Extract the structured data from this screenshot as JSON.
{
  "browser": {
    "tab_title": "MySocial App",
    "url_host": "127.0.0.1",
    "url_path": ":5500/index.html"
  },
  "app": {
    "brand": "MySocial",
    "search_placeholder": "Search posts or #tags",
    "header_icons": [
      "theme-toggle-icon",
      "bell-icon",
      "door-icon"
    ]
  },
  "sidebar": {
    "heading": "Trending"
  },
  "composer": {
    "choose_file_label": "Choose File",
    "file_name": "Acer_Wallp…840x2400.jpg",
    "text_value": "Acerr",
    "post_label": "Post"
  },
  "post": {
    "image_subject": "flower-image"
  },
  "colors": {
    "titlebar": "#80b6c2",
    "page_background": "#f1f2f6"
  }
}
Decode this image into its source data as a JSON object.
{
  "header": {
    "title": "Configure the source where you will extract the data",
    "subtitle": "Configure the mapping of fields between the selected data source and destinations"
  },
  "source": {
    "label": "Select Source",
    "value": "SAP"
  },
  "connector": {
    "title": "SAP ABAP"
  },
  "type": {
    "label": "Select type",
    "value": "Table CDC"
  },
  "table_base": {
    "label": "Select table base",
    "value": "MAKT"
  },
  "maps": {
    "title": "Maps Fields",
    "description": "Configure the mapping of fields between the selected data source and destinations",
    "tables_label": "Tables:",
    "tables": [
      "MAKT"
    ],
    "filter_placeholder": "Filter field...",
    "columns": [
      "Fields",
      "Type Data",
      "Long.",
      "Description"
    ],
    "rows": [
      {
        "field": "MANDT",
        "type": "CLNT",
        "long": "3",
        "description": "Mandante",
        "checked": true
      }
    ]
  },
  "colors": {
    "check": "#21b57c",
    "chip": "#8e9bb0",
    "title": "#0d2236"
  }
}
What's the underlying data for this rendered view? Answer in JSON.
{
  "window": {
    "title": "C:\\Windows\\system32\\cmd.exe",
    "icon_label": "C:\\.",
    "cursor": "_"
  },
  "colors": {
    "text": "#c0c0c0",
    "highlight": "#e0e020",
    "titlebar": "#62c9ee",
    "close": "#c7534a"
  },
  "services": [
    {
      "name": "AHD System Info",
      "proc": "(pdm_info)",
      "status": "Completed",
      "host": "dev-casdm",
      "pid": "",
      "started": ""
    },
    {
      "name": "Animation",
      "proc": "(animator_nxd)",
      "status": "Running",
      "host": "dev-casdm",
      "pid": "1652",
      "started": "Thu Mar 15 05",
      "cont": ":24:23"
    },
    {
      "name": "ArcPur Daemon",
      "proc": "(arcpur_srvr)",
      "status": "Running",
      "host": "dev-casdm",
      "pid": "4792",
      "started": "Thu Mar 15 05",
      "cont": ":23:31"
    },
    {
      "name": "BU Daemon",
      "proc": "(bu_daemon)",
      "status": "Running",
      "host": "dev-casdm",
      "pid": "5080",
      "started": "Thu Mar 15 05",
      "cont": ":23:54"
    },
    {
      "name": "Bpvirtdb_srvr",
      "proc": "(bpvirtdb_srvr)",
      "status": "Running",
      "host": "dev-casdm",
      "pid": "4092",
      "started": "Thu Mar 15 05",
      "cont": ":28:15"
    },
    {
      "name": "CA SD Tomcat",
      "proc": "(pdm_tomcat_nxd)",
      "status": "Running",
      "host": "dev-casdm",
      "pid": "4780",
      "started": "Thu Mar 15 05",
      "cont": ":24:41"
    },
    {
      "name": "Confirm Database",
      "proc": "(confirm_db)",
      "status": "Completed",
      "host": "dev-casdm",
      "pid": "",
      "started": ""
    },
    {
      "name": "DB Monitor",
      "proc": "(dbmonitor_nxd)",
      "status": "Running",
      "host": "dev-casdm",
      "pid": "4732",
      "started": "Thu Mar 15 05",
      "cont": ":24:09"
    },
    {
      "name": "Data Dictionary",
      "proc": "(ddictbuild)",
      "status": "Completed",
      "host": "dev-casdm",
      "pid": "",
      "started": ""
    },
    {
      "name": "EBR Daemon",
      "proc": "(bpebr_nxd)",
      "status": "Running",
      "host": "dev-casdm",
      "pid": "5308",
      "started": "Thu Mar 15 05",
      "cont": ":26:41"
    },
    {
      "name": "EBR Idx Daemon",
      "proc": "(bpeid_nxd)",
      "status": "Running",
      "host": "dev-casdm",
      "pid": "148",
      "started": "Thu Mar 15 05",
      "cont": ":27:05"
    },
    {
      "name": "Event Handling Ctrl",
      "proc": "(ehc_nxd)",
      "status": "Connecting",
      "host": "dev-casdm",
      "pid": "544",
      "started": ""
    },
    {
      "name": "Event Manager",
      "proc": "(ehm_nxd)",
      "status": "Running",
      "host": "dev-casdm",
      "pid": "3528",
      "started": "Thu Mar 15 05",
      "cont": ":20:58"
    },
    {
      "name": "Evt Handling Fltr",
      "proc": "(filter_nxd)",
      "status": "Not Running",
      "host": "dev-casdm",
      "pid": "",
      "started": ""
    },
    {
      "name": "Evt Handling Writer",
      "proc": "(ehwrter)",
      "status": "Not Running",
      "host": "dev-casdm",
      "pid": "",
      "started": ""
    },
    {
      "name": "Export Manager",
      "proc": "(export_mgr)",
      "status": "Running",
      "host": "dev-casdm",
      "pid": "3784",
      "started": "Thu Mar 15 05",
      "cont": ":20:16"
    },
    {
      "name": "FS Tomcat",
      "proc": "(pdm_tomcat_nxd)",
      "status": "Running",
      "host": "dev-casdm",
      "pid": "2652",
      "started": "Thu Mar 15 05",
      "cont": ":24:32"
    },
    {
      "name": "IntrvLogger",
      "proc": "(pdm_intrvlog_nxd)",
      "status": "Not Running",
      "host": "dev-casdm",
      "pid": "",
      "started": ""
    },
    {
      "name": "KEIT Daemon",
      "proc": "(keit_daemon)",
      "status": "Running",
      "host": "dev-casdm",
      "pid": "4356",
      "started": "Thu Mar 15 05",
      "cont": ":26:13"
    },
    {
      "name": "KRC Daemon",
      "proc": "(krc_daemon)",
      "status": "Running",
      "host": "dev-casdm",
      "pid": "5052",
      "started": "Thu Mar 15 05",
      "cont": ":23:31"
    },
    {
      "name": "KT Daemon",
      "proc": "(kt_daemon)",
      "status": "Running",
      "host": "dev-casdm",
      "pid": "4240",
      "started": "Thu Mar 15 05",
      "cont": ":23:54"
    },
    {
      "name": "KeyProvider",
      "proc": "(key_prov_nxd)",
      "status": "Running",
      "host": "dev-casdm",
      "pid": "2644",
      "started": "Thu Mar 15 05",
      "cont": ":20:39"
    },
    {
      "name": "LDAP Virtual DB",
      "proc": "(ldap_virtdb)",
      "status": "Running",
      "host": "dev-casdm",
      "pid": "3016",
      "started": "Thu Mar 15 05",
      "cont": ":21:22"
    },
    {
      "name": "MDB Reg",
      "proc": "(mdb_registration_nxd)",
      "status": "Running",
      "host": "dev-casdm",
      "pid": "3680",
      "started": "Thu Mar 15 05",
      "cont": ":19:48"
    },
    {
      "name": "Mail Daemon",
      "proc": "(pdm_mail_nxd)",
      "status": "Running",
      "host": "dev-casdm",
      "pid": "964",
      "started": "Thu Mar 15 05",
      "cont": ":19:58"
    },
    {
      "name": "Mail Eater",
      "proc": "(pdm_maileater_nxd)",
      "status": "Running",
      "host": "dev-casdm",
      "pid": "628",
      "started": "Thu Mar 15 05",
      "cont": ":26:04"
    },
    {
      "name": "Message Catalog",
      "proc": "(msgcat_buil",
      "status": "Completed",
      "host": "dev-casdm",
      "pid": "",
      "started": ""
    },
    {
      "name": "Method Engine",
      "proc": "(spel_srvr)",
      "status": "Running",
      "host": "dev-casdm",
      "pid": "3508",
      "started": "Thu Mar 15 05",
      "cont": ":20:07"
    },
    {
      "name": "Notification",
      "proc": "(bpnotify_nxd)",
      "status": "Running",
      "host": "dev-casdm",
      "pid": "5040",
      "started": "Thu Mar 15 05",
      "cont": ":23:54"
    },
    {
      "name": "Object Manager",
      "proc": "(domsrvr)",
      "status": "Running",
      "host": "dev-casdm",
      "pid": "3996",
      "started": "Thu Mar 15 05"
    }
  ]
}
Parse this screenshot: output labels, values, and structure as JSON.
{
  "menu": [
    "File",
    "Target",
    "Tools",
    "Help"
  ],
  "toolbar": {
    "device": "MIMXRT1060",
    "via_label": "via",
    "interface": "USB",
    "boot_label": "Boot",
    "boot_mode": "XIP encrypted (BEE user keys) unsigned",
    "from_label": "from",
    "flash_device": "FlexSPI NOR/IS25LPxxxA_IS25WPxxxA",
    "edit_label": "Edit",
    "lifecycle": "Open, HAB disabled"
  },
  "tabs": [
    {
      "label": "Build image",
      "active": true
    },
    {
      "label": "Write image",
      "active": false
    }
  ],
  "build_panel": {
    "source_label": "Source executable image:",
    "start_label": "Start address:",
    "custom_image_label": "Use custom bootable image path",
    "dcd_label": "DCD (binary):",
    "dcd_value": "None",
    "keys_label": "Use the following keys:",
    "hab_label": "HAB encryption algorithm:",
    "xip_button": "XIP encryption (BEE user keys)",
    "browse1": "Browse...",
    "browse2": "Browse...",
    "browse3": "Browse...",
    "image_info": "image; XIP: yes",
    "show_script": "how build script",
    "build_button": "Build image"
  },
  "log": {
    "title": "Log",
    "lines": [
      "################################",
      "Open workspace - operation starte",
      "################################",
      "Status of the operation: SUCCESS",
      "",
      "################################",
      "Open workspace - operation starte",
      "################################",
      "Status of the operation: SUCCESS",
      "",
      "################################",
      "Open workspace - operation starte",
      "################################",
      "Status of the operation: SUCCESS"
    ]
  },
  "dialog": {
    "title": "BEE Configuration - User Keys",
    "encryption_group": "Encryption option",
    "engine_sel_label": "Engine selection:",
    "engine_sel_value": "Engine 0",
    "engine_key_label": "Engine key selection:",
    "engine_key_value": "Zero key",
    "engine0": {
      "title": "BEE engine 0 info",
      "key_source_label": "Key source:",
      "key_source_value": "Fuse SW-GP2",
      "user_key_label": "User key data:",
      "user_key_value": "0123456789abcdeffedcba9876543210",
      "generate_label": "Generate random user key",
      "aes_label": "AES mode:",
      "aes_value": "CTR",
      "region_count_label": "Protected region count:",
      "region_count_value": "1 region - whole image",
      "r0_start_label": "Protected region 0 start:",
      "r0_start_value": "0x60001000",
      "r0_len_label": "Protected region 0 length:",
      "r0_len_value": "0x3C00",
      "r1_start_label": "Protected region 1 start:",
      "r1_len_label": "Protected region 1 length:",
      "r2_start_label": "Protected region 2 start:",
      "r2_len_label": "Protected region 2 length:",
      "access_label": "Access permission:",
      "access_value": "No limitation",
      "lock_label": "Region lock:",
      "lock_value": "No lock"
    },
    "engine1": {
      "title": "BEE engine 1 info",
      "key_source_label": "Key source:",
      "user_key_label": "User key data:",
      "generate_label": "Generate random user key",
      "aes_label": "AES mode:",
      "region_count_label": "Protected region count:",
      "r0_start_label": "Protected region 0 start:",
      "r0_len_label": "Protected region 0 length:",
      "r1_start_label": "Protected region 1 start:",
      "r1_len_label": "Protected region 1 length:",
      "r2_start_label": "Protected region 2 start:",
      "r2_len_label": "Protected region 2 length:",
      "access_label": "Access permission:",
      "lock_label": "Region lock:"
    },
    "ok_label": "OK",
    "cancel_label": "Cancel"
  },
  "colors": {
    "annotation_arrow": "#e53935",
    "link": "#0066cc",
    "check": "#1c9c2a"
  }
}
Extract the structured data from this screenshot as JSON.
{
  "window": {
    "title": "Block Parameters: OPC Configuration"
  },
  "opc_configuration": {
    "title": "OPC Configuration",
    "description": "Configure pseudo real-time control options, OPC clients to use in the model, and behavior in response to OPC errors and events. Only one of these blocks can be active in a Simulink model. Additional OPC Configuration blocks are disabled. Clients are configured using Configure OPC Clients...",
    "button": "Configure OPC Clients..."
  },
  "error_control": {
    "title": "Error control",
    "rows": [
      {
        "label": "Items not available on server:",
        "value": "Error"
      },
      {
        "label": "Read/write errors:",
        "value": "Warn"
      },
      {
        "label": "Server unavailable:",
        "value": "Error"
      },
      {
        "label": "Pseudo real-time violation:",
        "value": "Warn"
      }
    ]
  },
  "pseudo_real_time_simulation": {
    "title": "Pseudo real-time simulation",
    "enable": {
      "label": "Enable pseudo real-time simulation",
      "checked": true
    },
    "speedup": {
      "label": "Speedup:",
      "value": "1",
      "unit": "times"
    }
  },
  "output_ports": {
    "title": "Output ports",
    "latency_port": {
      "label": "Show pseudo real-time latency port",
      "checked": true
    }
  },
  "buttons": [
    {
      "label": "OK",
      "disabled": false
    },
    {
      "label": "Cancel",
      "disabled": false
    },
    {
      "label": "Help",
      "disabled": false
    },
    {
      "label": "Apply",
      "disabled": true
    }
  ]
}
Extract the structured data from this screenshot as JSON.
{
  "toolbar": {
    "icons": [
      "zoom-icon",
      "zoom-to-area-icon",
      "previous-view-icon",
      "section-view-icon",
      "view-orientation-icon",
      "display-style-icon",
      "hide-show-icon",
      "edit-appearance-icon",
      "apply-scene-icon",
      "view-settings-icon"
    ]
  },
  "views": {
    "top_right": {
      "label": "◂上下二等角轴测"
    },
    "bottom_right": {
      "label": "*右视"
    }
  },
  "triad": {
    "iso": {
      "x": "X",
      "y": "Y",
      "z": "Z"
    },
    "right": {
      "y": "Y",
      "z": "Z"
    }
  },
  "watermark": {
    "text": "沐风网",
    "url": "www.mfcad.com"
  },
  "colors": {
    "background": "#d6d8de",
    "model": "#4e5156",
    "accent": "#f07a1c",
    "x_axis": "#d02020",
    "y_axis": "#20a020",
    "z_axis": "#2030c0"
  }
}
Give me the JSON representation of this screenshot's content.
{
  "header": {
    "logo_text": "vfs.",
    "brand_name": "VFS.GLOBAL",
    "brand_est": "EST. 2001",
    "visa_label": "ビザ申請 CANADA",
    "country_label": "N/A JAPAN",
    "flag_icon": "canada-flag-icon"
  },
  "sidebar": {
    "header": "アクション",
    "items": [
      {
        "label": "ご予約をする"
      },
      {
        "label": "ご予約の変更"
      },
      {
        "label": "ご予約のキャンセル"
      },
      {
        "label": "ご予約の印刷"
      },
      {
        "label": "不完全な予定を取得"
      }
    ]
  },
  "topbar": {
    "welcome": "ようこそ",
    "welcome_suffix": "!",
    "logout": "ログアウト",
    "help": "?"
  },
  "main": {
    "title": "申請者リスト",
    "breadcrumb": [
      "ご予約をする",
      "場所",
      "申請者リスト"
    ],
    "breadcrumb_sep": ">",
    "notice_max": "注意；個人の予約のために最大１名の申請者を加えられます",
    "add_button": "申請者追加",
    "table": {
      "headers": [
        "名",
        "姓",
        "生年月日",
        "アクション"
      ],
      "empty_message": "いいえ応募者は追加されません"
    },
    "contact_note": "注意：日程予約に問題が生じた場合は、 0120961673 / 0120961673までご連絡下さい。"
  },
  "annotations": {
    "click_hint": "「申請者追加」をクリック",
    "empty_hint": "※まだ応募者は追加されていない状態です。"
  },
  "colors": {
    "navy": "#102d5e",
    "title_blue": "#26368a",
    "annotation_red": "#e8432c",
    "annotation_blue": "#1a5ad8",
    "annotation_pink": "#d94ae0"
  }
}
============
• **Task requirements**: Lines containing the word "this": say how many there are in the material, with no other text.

• **Solution to the exercise**: 7